Date Approved


Embargo Period


Document Type


Degree Name

Doctor of Philosophy (Ph.D.), Pharmaceutical Chemistry


Chemistry and Biochemistry


College of Science & Mathematics


Zhihong Wang, Ph.D.

Committee Member 1

Subash Jonnalagadda, Ph.D.

Committee Member 2

Zhiwei Liu, Ph.D.

Committee Member 3

Hao Zhu, Ph.D.

Committee Member 4

Zhijun Li, Ph.D.


BRAF Kinase, MAPK pathway, cell growth and division


Protein kinases–Regulation


Biochemistry, Biophysics, and Structural Biology | Life Sciences


BRAF kinase is a key member of the MAPK pathway, important for cell growth and division. Upstream signals promote BRAF activation by interaction with the membrane bound GTPase, RAS, which leads to relief of autoinhibition and dimerization. The N-terminal regulatory domains of BRAF, including the BRAF specific region (BSR), the RAS binding domain (RBD), and the cysteine rich domain (CRD), govern the conformational state of the cytosolic, autoinhibited monomer and drive the RAS-RAF interaction. Active BRAF phosphorylates and activates its substrate MEK, which in turn phosphorylates and activates ERK. Mutations in RAS and BRAF are the cause of many cancers and RASopathy developmental disorders; however, therapeutic approaches are limited due to challenges in BRAF and RAS inhibition and an incomplete understanding of BRAF and RAS biochemistry.

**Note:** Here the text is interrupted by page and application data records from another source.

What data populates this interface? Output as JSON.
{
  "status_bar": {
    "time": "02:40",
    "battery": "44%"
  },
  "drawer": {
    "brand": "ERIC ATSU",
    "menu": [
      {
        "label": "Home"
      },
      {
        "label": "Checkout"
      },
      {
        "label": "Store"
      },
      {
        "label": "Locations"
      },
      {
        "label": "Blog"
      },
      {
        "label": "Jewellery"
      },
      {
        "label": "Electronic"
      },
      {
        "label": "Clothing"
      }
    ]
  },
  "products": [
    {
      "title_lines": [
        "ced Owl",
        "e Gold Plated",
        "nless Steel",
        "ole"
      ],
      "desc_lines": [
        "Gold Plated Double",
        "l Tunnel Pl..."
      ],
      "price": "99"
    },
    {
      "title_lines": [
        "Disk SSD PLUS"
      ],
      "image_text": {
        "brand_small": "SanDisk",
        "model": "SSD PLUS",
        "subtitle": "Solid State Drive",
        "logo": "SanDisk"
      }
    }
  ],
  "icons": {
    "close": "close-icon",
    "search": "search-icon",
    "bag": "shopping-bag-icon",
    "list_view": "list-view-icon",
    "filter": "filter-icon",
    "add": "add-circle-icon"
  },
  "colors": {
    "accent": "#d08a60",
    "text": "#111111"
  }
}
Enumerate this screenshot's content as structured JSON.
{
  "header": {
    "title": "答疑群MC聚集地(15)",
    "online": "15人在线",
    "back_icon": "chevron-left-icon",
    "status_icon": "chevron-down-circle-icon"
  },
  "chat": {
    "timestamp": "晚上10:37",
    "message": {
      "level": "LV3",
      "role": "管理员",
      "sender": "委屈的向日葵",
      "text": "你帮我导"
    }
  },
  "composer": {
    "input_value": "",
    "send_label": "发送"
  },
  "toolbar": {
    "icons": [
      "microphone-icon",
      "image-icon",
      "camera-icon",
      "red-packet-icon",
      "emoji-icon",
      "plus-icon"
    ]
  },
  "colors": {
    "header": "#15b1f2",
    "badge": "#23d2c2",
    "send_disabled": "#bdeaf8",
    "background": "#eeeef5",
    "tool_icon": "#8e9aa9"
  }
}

Here, we shed light on the details of BRAF activation and interaction with RAS in three parts: 1) we investigated the roles of the BSR, RBD, and CRD in regulating the RAS-RAF interaction and membrane recruitment; 2) we developed chemical probes to disrupt the RAS-RAF interaction and eliminate MAPK signaling in cancer; and 3) we elucidated the intramolecular interactions involved in RAF autoinhibition. Our findings point to unique contributions of each BRAF N-terminal domain in the regulation of autoinhibition and in determining isoform-specific RAS interactions.

Available for download on Saturday, January 25, 2025